Lauded by both Republican and Democratic colleagues as a "consensus builder," Idaho Gov. Dirk Kempthorne (R) Tuesday assumed chairmanship of the National Governors Association (NGA).
In an interview with Stateline.org, Kempthorne said he believes the organization is leaving partisan bickering over federal fiscal relief and Medicaid reform behind it.
"I believe that if you leave rhetoric behind and instead focus on results, everyone can share the credit and you're going to accomplish a whole lot more," Kempthorne said.
Kempthorne, who has served as vice chair for the past year, takes the reins from Kentucky Gov. Paul Patton (D). Mississippi Gov. Ronnie Musgrove (D), who is facing re-election in the Magnolia State, was expected to replace Kempthorne as vice chair.
Kempthorne plans to focus the governors' federal lobbying efforts on a gamut of issues, including education, health care and transportation. He will announce today the establishment of a new standing committee on education, early childhood and workforce development. An impetus for the new committee was the challenging requirements the federal "No Child Left Behind Act" pose for states, the governor said.
Kempthorne's leadership has calmed some conservative governors who thought NGA's fiscal platform was not in line with their beliefs. South Carolina Gov. Mark Sanford (R) described the situation earlier this year at the fractious NGA winter meeting as a "sort of brewing revolt" among conservatives.
"I think (Kempthorne) will go a long way toward bringing balance. Does it mean that we'll agree on every issue? No, absolutely not. But does it take away the specter of a revolt and a departure by a number of conservatives? Yes," Sanford told Stateline.org.
Many Republican governors raised concerns last winter that the NGA's fiscal relief proposals didn't reflect conservative ideals such as limited government. The organization failed this summer to agree on a proposal to reform Medicaid, the state-federal health care program for the poor and disabled.
"(Kempthorne) has fairly proven credentials in forging consensus and I think that was obviously much needed, from the conservatives' perspective, to make sure that both perspectives were heard by the organization and heard by people outside the organization," Sanford said.
Republican Arkansas Gov. Mike Huckabee, offered similar sentiments.

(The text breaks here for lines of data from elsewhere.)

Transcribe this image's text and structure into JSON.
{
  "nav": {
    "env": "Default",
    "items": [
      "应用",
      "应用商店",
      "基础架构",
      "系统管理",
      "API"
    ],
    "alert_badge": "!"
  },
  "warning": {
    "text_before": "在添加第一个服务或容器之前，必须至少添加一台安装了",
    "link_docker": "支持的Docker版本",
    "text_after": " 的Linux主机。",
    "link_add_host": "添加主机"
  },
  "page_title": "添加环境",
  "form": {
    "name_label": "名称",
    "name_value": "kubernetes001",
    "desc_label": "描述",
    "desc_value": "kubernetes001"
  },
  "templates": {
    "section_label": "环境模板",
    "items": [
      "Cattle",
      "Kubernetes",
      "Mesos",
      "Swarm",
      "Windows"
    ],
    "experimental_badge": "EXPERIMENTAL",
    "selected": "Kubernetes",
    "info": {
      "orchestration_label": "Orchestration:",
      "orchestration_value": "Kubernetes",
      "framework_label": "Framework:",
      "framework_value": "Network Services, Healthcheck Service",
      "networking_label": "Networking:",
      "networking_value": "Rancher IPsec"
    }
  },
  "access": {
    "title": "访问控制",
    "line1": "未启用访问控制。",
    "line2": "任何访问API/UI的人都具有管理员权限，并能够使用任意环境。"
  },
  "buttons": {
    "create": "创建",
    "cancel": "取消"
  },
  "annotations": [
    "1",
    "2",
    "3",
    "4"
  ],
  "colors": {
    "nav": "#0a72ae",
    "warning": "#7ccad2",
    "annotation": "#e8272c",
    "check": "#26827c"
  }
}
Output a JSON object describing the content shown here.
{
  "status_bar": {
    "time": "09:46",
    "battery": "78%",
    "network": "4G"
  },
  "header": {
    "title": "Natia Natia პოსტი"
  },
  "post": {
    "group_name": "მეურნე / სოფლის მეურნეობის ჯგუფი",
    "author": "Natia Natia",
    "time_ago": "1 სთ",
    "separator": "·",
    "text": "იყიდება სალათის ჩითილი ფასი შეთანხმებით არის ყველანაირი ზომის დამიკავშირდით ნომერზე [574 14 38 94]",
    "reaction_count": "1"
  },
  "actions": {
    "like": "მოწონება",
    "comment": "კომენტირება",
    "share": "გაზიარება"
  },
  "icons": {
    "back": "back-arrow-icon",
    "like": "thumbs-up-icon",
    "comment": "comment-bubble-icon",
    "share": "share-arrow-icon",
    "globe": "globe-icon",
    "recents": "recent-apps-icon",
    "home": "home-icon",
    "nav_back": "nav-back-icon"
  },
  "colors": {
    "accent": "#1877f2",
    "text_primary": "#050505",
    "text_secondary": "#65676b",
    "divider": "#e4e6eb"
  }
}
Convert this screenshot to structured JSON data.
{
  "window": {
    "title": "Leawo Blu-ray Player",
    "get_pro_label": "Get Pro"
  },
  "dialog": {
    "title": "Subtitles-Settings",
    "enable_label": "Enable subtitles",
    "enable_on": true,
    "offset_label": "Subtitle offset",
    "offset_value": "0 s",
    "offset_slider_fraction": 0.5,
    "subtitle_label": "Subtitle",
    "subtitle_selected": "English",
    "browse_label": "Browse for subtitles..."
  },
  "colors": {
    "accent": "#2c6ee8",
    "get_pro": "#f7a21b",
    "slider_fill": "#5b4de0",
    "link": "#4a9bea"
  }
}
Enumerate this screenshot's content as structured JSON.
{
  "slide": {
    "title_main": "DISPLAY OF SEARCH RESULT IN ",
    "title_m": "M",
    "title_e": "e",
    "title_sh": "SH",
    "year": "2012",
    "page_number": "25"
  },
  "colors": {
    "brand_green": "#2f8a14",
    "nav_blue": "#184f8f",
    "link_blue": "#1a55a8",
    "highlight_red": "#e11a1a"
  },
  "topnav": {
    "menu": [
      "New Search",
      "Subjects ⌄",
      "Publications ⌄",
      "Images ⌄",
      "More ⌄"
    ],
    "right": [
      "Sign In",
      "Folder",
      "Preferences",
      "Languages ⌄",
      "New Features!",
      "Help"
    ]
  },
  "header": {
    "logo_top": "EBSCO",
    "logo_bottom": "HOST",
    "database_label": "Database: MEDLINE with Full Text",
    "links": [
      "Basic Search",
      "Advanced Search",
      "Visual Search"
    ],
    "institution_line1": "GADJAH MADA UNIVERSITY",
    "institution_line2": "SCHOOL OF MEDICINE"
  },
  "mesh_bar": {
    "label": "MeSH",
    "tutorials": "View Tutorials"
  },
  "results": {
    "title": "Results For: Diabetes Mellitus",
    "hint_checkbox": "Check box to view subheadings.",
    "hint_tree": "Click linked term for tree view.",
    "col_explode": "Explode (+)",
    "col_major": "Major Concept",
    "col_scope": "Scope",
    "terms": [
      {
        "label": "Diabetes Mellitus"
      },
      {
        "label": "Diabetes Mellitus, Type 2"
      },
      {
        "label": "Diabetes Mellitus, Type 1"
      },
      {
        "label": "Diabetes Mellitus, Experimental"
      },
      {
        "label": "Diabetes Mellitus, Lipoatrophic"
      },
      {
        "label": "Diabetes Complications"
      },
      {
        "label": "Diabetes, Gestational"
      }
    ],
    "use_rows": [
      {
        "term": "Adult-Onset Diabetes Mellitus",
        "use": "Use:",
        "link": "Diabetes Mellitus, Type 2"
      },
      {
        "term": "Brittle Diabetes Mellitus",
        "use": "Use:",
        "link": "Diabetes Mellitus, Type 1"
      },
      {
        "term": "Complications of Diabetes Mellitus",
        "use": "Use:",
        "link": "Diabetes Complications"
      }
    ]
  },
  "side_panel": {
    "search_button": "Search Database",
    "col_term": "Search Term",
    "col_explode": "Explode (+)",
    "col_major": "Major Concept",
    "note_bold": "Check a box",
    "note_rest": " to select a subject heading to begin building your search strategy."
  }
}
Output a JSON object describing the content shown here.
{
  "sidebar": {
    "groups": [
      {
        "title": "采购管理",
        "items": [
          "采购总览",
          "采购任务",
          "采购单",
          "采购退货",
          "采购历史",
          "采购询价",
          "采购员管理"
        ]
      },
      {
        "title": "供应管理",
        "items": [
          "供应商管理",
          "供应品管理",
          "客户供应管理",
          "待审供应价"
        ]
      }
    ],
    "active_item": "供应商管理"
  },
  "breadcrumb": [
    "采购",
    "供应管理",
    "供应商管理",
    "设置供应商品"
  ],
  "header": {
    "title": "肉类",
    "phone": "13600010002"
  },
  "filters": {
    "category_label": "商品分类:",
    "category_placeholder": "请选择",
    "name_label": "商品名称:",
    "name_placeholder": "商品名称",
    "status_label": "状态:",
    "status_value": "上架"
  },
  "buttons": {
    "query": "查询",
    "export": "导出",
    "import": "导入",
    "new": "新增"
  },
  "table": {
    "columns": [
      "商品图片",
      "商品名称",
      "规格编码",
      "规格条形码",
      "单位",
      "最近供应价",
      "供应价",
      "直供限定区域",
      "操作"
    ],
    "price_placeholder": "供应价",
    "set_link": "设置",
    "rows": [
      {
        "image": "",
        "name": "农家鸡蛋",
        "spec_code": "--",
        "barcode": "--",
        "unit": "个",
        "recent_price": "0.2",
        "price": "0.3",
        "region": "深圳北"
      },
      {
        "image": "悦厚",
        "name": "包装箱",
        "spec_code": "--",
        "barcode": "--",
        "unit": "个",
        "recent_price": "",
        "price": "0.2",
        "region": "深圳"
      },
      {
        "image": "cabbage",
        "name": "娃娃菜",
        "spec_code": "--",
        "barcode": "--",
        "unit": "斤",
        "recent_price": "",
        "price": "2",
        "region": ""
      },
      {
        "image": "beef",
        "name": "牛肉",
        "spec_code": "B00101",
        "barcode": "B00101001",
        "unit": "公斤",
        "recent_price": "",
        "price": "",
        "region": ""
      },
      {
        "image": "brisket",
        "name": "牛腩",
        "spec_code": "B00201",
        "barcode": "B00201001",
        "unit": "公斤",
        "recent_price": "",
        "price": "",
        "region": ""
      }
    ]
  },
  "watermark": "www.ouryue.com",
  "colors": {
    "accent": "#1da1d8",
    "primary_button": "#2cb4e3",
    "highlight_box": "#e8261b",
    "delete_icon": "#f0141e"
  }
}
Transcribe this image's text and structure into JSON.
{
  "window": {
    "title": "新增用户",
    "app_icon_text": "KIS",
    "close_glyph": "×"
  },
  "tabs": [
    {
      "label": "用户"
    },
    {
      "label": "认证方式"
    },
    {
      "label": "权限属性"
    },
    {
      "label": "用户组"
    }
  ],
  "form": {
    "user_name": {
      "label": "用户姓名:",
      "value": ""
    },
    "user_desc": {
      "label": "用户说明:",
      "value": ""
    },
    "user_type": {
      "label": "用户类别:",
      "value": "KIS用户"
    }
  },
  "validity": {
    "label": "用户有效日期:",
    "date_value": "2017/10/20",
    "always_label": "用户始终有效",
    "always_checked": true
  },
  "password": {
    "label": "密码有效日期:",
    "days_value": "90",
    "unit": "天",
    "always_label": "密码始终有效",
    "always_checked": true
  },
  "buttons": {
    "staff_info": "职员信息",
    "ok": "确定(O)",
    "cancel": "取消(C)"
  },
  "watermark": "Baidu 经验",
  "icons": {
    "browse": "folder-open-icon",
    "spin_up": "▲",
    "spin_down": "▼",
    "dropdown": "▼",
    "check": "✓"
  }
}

"Dirk's capacity for bringing people together is a perfect fit and perfect timing. No one sees him as partisan or a person who's trying to push an ideology," Huckabee said.
Democratic governors also applauded Kempthorne's personality and political know-how.
"He's certainly got the intellect and the broad experience in public service, plus a demeanor that is very respectful of all the members," said Indiana Gov. Frank O'Bannon (D).
Kempthorne, a former U.S. Senator and mayor of Boise, Idaho, has served as the president of The Council of State Governments (CSG) and chair of the Western Governors' Association. At present, he's a member of the executive committee of the Republican Governors Association (RGA).
Recently, Kempthorne was rumored to be a candidate to replace Christine Todd Whitman as director of the Environmental Protection Agency (EPA). At a Western Governors' Association meeting earlier this summer the governor told Stateline.org he'd likely accept the job if President Bush offered it to him.
"Any citizen who is asked by the president of the United States to consider a task that he has identified, I think that citizen has to truly consider that as part of your responsibility," Kempthorne said in the June interview.
However, Bush opted for Utah Gov. Mike Leavitt (R) instead. New Mexico Gov. Bill Richardson (D) is pleased Kempthorne will remain among the ranks of the nation's governors.
"I'm very happy that he's staying as governor and not going to the cabinet," Richardson told Stateline.org. "Having had experience in the cabinet and as governor, governor is better."